What is needed: In the records below, find each line with the word "clipsfranbeuvekick" and copy it.

(Page and application data records)
——————————
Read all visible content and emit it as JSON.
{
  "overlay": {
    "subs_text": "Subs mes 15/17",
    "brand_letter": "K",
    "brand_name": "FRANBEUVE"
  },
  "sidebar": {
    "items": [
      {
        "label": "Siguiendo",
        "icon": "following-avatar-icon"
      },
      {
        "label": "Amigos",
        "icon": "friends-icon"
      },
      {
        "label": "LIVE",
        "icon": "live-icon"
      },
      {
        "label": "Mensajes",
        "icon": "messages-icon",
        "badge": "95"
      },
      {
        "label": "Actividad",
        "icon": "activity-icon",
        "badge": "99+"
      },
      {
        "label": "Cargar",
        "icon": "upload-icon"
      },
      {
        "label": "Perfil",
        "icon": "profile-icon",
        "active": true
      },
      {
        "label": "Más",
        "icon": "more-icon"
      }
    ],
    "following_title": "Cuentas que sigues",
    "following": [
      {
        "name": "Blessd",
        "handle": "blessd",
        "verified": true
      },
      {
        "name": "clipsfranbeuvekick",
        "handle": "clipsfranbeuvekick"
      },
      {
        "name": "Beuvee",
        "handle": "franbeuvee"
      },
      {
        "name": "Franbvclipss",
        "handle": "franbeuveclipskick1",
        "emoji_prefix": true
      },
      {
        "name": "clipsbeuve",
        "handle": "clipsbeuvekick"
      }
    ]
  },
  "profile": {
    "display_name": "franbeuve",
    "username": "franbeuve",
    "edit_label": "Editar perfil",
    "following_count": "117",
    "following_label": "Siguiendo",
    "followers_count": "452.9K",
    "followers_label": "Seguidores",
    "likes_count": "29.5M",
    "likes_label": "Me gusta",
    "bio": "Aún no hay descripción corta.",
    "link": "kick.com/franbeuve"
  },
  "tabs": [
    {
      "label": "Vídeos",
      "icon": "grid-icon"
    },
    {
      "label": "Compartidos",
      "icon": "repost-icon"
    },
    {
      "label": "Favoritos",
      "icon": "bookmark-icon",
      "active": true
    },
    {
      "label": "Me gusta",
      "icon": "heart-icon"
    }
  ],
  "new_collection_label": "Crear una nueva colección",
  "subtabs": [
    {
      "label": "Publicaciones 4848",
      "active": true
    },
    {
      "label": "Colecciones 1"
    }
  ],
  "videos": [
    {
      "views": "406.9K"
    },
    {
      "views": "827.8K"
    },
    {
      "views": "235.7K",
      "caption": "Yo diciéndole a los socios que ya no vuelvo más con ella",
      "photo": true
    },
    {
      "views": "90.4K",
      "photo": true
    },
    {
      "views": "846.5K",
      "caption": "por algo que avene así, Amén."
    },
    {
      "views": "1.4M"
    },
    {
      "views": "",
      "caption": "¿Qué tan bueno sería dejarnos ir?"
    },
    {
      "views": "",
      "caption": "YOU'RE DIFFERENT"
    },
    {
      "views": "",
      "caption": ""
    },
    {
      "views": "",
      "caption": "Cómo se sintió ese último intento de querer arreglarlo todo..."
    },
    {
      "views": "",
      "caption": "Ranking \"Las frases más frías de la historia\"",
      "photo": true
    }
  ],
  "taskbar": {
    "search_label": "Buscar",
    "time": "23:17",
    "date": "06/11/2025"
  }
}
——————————
Solved exercise:
        "name": "clipsfranbeuvekick",
        "handle": "clipsfranbeuvekick"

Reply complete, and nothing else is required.